▼▼▼

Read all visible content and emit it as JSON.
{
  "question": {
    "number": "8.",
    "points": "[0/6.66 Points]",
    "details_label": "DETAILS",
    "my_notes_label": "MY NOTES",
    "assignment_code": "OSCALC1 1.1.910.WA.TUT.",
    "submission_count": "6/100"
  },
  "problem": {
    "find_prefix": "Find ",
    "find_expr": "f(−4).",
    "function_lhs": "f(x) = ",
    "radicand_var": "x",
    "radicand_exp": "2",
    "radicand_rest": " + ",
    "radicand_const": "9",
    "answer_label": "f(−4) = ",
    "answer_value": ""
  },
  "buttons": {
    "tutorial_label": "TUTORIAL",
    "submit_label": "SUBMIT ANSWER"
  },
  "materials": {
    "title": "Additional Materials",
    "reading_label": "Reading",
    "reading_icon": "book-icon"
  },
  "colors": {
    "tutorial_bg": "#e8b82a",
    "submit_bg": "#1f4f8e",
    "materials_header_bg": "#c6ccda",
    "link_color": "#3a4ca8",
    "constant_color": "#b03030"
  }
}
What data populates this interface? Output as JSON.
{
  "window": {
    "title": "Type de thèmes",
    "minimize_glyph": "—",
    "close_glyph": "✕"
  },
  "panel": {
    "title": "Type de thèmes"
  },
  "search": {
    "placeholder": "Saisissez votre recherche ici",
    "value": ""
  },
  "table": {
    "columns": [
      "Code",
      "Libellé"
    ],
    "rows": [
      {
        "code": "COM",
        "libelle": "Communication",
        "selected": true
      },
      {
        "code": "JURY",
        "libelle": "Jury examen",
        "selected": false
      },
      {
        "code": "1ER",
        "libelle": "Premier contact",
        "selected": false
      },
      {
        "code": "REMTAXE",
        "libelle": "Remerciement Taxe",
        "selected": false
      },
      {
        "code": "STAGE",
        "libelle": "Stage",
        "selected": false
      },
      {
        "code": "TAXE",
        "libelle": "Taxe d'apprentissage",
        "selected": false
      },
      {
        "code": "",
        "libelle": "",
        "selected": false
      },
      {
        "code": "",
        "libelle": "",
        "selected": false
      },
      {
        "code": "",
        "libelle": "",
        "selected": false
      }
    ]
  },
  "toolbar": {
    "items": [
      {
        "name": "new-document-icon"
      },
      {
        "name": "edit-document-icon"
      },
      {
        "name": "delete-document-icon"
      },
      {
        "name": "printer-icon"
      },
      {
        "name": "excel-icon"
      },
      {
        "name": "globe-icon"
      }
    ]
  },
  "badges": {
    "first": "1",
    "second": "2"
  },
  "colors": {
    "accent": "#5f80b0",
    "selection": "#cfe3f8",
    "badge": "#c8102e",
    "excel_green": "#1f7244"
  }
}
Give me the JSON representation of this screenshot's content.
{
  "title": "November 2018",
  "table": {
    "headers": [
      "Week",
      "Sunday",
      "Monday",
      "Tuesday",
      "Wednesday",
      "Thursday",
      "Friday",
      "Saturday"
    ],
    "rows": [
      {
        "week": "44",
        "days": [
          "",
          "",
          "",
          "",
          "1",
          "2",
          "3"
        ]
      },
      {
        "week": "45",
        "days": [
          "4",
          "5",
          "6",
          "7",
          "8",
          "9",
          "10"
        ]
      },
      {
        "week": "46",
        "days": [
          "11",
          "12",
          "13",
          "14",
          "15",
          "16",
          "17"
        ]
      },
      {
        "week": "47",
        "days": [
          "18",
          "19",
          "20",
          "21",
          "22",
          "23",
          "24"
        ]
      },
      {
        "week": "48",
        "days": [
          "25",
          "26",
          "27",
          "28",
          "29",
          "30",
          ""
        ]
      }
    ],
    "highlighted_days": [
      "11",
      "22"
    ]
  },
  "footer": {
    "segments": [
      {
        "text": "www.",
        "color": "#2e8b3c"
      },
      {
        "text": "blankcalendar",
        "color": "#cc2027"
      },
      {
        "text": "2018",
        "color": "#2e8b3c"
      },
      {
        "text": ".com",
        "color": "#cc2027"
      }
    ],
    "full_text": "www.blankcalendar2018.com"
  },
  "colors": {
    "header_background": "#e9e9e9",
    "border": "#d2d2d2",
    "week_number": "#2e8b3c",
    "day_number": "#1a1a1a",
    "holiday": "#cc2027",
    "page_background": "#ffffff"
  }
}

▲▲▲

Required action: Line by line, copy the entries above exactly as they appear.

Expected answer:
Read all visible content and emit it as JSON.
{
  "question": {
    "number": "8.",
    "points": "[0/6.66 Points]",
    "details_label": "DETAILS",
    "my_notes_label": "MY NOTES",
    "assignment_code": "OSCALC1 1.1.910.WA.TUT.",
    "submission_count": "6/100"
  },
  "problem": {
    "find_prefix": "Find ",
    "find_expr": "f(−4).",
    "function_lhs": "f(x) = ",
    "radicand_var": "x",
    "radicand_exp": "2",
    "radicand_rest": " + ",
    "radicand_const": "9",
    "answer_label": "f(−4) = ",
    "answer_value": ""
  },
  "buttons": {
    "tutorial_label": "TUTORIAL",
    "submit_label": "SUBMIT ANSWER"
  },
  "materials": {
    "title": "Additional Materials",
    "reading_label": "Reading",
    "reading_icon": "book-icon"
  },
  "colors": {
    "tutorial_bg": "#e8b82a",
    "submit_bg": "#1f4f8e",
    "materials_header_bg": "#c6ccda",
    "link_color": "#3a4ca8",
    "constant_color": "#b03030"
  }
}
What data populates this interface? Output as JSON.
{
  "window": {
    "title": "Type de thèmes",
    "minimize_glyph": "—",
    "close_glyph": "✕"
  },
  "panel": {
    "title": "Type de thèmes"
  },
  "search": {
    "placeholder": "Saisissez votre recherche ici",
    "value": ""
  },
  "table": {
    "columns": [
      "Code",
      "Libellé"
    ],
    "rows": [
      {
        "code": "COM",
        "libelle": "Communication",
        "selected": true
      },
      {
        "code": "JURY",
        "libelle": "Jury examen",
        "selected": false
      },
      {
        "code": "1ER",
        "libelle": "Premier contact",
        "selected": false
      },
      {
        "code": "REMTAXE",
        "libelle": "Remerciement Taxe",
        "selected": false
      },
      {
        "code": "STAGE",
        "libelle": "Stage",
        "selected": false
      },
      {
        "code": "TAXE",
        "libelle": "Taxe d'apprentissage",
        "selected": false
      },
      {
        "code": "",
        "libelle": "",
        "selected": false
      },
      {
        "code": "",
        "libelle": "",
        "selected": false
      },
      {
        "code": "",
        "libelle": "",
        "selected": false
      }
    ]
  },
  "toolbar": {
    "items": [
      {
        "name": "new-document-icon"
      },
      {
        "name": "edit-document-icon"
      },
      {
        "name": "delete-document-icon"
      },
      {
        "name": "printer-icon"
      },
      {
        "name": "excel-icon"
      },
      {
        "name": "globe-icon"
      }
    ]
  },
  "badges": {
    "first": "1",
    "second": "2"
  },
  "colors": {
    "accent": "#5f80b0",
    "selection": "#cfe3f8",
    "badge": "#c8102e",
    "excel_green": "#1f7244"
  }
}
Give me the JSON representation of this screenshot's content.
{
  "title": "November 2018",
  "table": {
    "headers": [
      "Week",
      "Sunday",
      "Monday",
      "Tuesday",
      "Wednesday",
      "Thursday",
      "Friday",
      "Saturday"
    ],
    "rows": [
      {
        "week": "44",
        "days": [
          "",
          "",
          "",
          "",
          "1",
          "2",
          "3"
        ]
      },
      {
        "week": "45",
        "days": [
          "4",
          "5",
          "6",
          "7",
          "8",
          "9",
          "10"
        ]
      },
      {
        "week": "46",
        "days": [
          "11",
          "12",
          "13",
          "14",
          "15",
          "16",
          "17"
        ]
      },
      {
        "week": "47",
        "days": [
          "18",
          "19",
          "20",
          "21",
          "22",
          "23",
          "24"
        ]
      },
      {
        "week": "48",
        "days": [
          "25",
          "26",
          "27",
          "28",
          "29",
          "30",
          ""
        ]
      }
    ],
    "highlighted_days": [
      "11",
      "22"
    ]
  },
  "footer": {
    "segments": [
      {
        "text": "www.",
        "color": "#2e8b3c"
      },
      {
        "text": "blankcalendar",
        "color": "#cc2027"
      },
      {
        "text": "2018",
        "color": "#2e8b3c"
      },
      {
        "text": ".com",
        "color": "#cc2027"
      }
    ],
    "full_text": "www.blankcalendar2018.com"
  },
  "colors": {
    "header_background": "#e9e9e9",
    "border": "#d2d2d2",
    "week_number": "#2e8b3c",
    "day_number": "#1a1a1a",
    "holiday": "#cc2027",
    "page_background": "#ffffff"
  }
}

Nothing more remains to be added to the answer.